Many brands swear by the effectiveness of a host-read advert, which not only maintains the flow of the podcast by not changing voices in a jarring manner but feels more trustworthy because of the relationship the listener has with the presenter. It also allows a lot more personality, as you’re effectively hiring the host to put their own spin on a product or service.
Because of their automated nature, programmatic podcast adverts can’t offer this personal touch, and as a result, some hosts and advertisers prefer to stick to the tried-and-tested methods of reaching listeners with tailored ad reads.

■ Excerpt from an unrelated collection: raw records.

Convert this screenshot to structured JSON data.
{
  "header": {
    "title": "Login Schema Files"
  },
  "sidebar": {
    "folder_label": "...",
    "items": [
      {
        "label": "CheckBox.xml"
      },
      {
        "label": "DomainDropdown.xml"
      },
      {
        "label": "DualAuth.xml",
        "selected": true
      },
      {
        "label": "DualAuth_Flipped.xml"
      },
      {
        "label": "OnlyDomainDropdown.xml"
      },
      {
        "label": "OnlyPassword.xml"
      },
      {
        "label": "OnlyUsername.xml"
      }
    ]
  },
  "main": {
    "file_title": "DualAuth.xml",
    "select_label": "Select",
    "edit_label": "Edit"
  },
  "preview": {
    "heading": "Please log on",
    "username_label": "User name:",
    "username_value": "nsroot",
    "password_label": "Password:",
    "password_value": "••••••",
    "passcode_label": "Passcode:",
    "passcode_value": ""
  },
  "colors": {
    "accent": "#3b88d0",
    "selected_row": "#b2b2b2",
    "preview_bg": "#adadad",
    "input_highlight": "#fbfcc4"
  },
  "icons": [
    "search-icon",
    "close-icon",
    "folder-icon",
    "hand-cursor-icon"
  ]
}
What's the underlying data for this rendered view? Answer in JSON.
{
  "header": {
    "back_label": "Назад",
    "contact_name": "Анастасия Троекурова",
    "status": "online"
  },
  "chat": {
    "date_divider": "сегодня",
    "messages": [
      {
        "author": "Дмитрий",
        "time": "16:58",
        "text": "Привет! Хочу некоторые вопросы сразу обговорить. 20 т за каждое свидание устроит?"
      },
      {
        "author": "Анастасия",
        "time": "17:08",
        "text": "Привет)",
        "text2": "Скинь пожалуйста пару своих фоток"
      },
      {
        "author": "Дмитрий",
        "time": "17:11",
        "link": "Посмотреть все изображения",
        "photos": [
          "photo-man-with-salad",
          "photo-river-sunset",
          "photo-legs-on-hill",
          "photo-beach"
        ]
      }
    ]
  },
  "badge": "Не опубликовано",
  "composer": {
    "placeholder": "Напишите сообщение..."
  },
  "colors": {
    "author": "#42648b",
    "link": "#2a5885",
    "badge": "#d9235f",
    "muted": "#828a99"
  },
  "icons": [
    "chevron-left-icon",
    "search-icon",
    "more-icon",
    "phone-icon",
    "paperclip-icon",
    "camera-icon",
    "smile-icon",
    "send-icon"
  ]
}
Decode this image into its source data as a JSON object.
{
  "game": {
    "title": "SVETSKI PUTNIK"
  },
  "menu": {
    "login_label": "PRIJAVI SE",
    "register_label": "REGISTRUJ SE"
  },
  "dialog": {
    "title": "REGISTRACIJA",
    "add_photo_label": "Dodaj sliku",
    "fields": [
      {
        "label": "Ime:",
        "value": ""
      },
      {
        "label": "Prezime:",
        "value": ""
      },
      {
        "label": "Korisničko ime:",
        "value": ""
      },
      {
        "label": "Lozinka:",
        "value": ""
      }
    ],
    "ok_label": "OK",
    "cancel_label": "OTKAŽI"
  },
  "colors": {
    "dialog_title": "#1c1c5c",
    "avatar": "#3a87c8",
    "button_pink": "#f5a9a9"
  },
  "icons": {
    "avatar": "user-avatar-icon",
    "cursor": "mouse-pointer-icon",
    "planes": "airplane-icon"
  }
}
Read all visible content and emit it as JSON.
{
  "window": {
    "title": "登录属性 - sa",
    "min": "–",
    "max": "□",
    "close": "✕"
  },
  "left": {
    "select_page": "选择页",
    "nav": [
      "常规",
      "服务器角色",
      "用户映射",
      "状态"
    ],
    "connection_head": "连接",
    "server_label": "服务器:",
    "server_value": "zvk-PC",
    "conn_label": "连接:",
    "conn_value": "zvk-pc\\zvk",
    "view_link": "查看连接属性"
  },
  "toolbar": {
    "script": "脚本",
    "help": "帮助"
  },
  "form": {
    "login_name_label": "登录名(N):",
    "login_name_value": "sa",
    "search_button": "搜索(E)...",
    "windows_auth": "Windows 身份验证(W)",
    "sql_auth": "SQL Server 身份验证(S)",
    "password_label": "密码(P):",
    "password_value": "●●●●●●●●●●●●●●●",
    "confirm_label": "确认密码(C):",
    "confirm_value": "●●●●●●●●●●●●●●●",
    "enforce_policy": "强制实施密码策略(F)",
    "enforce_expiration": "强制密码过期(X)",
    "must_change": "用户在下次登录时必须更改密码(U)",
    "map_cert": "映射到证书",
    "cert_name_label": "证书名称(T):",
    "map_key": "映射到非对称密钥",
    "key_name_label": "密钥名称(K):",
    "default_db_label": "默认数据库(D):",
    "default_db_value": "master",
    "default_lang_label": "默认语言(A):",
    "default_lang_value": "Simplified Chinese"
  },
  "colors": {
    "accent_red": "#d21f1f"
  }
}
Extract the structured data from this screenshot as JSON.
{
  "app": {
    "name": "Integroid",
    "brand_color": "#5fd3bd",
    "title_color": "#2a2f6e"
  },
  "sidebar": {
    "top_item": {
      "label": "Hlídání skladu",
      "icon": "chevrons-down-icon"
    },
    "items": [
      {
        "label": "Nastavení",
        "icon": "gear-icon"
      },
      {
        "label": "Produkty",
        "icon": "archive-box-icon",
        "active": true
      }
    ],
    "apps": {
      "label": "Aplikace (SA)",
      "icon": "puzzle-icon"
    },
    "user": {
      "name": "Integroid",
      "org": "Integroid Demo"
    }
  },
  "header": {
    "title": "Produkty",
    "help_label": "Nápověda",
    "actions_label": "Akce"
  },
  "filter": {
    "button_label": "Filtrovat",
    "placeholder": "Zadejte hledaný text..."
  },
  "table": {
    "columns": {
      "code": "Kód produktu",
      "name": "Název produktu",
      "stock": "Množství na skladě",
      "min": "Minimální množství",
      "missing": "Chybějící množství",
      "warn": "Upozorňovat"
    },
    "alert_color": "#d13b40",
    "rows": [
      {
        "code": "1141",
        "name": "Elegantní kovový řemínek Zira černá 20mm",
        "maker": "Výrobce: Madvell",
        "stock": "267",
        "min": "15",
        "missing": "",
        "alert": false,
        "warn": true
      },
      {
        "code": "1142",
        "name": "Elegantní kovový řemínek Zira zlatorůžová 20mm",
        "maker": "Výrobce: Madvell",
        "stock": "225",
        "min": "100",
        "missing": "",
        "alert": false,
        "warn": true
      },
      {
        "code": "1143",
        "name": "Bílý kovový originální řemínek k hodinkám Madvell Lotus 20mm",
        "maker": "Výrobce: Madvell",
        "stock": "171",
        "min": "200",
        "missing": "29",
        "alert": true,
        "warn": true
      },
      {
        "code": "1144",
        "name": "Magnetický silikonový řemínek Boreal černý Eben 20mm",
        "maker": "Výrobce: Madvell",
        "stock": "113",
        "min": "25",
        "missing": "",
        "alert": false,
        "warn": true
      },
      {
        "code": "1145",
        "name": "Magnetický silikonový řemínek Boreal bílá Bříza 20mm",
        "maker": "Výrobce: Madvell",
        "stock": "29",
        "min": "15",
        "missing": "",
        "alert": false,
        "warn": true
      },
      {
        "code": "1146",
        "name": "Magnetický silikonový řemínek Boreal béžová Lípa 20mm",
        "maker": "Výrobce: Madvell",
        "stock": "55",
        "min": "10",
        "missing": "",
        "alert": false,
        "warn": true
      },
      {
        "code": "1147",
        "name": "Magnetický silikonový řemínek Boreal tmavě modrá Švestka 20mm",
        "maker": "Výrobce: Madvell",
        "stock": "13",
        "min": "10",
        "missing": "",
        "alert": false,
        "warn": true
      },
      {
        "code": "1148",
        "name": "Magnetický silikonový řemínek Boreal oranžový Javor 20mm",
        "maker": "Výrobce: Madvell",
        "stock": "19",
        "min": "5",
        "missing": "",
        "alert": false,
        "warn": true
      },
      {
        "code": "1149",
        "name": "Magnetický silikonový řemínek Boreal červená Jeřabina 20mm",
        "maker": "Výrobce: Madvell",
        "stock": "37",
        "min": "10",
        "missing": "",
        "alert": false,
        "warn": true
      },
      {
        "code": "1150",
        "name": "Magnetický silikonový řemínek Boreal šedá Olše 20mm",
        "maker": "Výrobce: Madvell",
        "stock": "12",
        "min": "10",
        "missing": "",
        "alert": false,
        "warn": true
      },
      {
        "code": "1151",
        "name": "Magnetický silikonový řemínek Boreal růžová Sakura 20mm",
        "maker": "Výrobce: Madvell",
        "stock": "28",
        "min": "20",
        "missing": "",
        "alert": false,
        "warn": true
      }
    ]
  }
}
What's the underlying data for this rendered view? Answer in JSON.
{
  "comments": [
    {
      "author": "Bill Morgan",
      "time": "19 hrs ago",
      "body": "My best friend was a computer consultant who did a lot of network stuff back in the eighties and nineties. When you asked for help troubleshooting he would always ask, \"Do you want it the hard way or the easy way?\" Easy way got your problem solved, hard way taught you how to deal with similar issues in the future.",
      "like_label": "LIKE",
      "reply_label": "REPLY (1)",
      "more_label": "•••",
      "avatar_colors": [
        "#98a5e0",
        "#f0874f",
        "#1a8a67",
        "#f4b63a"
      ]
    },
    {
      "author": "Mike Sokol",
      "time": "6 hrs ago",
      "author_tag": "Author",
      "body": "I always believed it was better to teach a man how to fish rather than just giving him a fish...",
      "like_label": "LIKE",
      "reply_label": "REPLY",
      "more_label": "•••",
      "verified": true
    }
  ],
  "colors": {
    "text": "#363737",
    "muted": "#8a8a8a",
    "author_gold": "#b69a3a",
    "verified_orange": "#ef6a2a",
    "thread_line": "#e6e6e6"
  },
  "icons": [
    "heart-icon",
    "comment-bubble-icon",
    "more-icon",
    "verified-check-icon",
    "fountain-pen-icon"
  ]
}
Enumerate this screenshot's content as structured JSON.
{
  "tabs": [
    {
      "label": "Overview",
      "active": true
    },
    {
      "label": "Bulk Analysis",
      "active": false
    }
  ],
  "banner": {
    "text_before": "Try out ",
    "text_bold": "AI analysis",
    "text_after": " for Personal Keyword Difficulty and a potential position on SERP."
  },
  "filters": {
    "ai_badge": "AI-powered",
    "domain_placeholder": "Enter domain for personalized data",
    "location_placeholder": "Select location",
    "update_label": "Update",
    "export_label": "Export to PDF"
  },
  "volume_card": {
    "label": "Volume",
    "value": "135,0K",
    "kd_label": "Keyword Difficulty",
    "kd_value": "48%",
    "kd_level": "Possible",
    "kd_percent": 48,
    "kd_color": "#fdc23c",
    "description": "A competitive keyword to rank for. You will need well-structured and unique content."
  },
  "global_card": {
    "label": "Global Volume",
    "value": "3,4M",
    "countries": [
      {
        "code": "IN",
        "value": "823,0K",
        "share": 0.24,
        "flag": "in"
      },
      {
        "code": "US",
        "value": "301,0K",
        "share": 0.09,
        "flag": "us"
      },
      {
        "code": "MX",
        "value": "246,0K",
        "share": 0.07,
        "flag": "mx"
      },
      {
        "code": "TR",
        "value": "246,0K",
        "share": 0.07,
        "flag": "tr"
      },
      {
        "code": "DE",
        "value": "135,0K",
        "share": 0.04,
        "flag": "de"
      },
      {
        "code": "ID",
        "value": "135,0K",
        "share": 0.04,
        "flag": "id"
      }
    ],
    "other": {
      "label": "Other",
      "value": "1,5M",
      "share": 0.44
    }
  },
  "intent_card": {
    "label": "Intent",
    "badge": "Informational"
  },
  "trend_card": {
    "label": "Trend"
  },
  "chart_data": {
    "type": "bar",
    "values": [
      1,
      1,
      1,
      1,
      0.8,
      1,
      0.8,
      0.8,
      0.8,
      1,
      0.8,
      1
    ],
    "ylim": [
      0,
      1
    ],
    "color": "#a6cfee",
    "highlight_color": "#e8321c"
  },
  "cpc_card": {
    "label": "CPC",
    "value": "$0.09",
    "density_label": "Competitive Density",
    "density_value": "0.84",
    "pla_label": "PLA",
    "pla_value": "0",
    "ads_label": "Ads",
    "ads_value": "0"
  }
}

Larger-scale ad buys and more customised ad formats are also typically not offered through programmatic channels.
There are also some challenges around analytics and post-run reporting for programmatic campaigns, which tend not to be as robust or detailed as reports from campaigns that are bought directly from a platform, network or publisher.
How to run your first programmatic podcast ad campaign
If you’re interested in dipping your toe in the programmatic podcast ad market, it’s relatively easy to do so; the first thing you’ll need to do is script and record an ad spot, if you don’t already have one. These should be 30-60 seconds long, with a clear call to action in order to drive the best results.
Once you’ve got your ad, platforms like Spotify and Acast offer self-service tools that allow you to set up programmatic podcast campaigns in a similar way to platforms like Facebook, with a budget of as little as $250 for Acast, or $500 for Spotify. Once you’ve registered for an account with your company details, you can start running ads against your target audience, with set goals for impressions.
These platforms make it easier for smaller advertisers to access programmatic channels, as well as for larger organisations that perhaps haven’t yet invested in podcast advertising to launch small-scale pilot projects and assess the performance.
What does the future hold for programmatic advertising with podcasts?
In the short term, the aim is simply for programmatic advertising to get a bigger foothold in the world of podcasting. It remains a small part of the industry, accounting for just 1.7% of total US revenues in 2021, according to the IAB.
This kind of fine-grain relevance could help programmatic advertising in podcasts reach the same ubiquity as the likes of Google AdX – but we’re a long way from that just yet.